── RECORDED INFORMATION
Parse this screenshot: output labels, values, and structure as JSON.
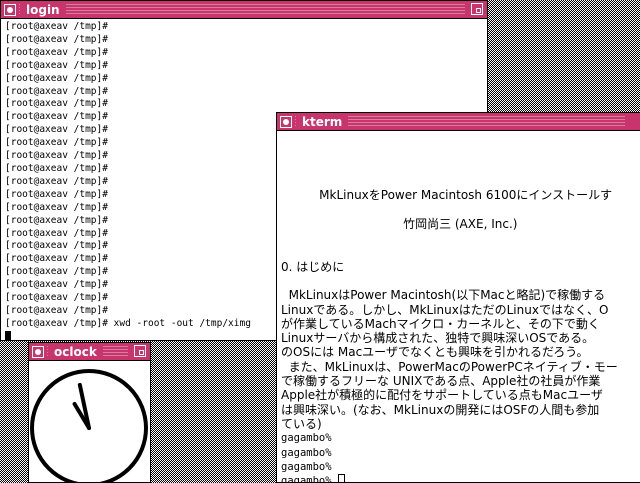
{
  "windows": {
    "login": {
      "title": "login",
      "lines": [
        "[root@axeav /tmp]#",
        "[root@axeav /tmp]#",
        "[root@axeav /tmp]#",
        "[root@axeav /tmp]#",
        "[root@axeav /tmp]#",
        "[root@axeav /tmp]#",
        "[root@axeav /tmp]#",
        "[root@axeav /tmp]#",
        "[root@axeav /tmp]#",
        "[root@axeav /tmp]#",
        "[root@axeav /tmp]#",
        "[root@axeav /tmp]#",
        "[root@axeav /tmp]#",
        "[root@axeav /tmp]#",
        "[root@axeav /tmp]#",
        "[root@axeav /tmp]#",
        "[root@axeav /tmp]#",
        "[root@axeav /tmp]#",
        "[root@axeav /tmp]#",
        "[root@axeav /tmp]#",
        "[root@axeav /tmp]#",
        "[root@axeav /tmp]#",
        "[root@axeav /tmp]#",
        "[root@axeav /tmp]# xwd -root -out /tmp/ximg"
      ]
    },
    "kterm": {
      "title": "kterm",
      "lines": [
        "",
        "",
        "",
        "",
        "          MkLinuxをPower Macintosh 6100にインストールす",
        "",
        "                                竹岡尚三 (AXE, Inc.)",
        "",
        "",
        "0. はじめに",
        "",
        "  MkLinuxはPower Macintosh(以下Macと略記)で稼働する",
        "Linuxである。しかし、MkLinuxはただのLinuxではなく、O",
        "が作業しているMachマイクロ・カーネルと、その下で動く",
        "Linuxサーバから構成された、独特で興味深いOSである。",
        "のOSには Macユーザでなくとも興味を引かれるだろう。",
        "  また、MkLinuxは、PowerMacのPowerPCネイティブ・モー",
        "で稼働するフリーな UNIXである点、Apple社の社員が作業",
        "Apple社が積極的に配付をサポートしている点もMacユーザ",
        "は興味深い。(なお、MkLinuxの開発にはOSFの人間も参加",
        "ている)"
      ],
      "prompts": [
        "gagambo%",
        "gagambo%",
        "gagambo%",
        "gagambo%"
      ]
    },
    "oclock": {
      "title": "oclock",
      "time": {
        "hour": 10,
        "minute": 58
      }
    }
  }
}
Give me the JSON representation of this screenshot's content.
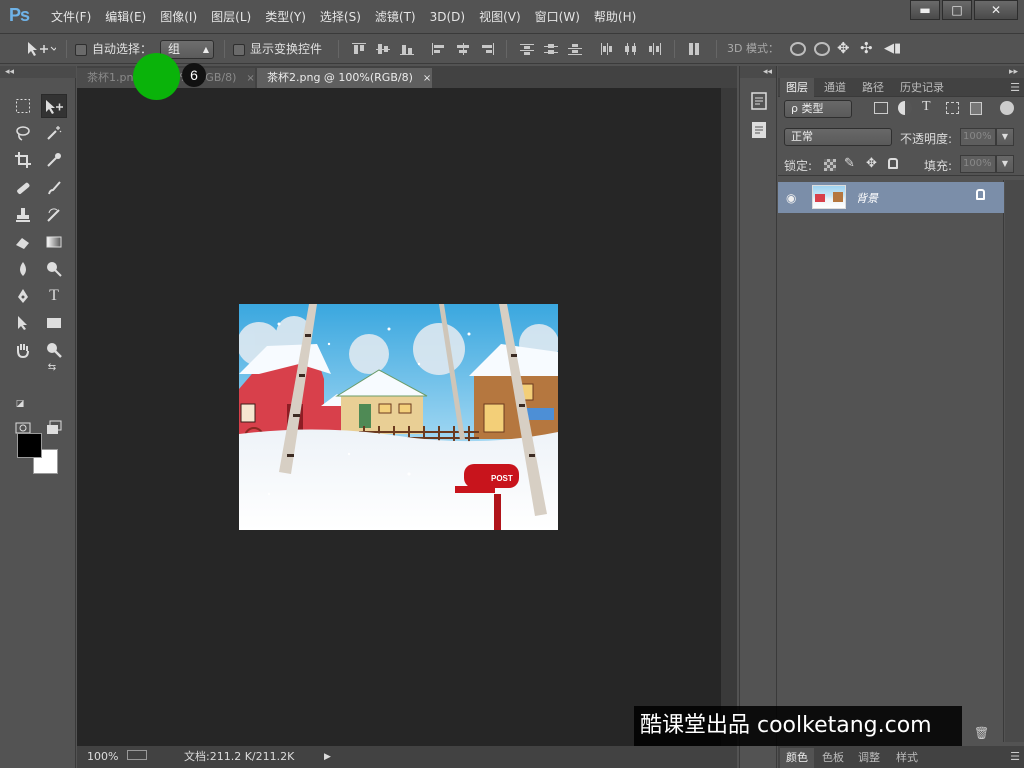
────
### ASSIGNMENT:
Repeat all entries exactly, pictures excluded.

### RESPONSE AREA:
Parse this screenshot: output labels, values, and structure as JSON.
{
  "windows": {
    "login": {
      "title": "login",
      "lines": [
        "[root@axeav /tmp]#",
        "[root@axeav /tmp]#",
        "[root@axeav /tmp]#",
        "[root@axeav /tmp]#",
        "[root@axeav /tmp]#",
        "[root@axeav /tmp]#",
        "[root@axeav /tmp]#",
        "[root@axeav /tmp]#",
        "[root@axeav /tmp]#",
        "[root@axeav /tmp]#",
        "[root@axeav /tmp]#",
        "[root@axeav /tmp]#",
        "[root@axeav /tmp]#",
        "[root@axeav /tmp]#",
        "[root@axeav /tmp]#",
        "[root@axeav /tmp]#",
        "[root@axeav /tmp]#",
        "[root@axeav /tmp]#",
        "[root@axeav /tmp]#",
        "[root@axeav /tmp]#",
        "[root@axeav /tmp]#",
        "[root@axeav /tmp]#",
        "[root@axeav /tmp]#",
        "[root@axeav /tmp]# xwd -root -out /tmp/ximg"
      ]
    },
    "kterm": {
      "title": "kterm",
      "lines": [
        "",
        "",
        "",
        "",
        "          MkLinuxをPower Macintosh 6100にインストールす",
        "",
        "                                竹岡尚三 (AXE, Inc.)",
        "",
        "",
        "0. はじめに",
        "",
        "  MkLinuxはPower Macintosh(以下Macと略記)で稼働する",
        "Linuxである。しかし、MkLinuxはただのLinuxではなく、O",
        "が作業しているMachマイクロ・カーネルと、その下で動く",
        "Linuxサーバから構成された、独特で興味深いOSである。",
        "のOSには Macユーザでなくとも興味を引かれるだろう。",
        "  また、MkLinuxは、PowerMacのPowerPCネイティブ・モー",
        "で稼働するフリーな UNIXである点、Apple社の社員が作業",
        "Apple社が積極的に配付をサポートしている点もMacユーザ",
        "は興味深い。(なお、MkLinuxの開発にはOSFの人間も参加",
        "ている)"
      ],
      "prompts": [
        "gagambo%",
        "gagambo%",
        "gagambo%",
        "gagambo%"
      ]
    },
    "oclock": {
      "title": "oclock",
      "time": {
        "hour": 10,
        "minute": 58
      }
    }
  }
}
Give me the JSON representation of this screenshot's content.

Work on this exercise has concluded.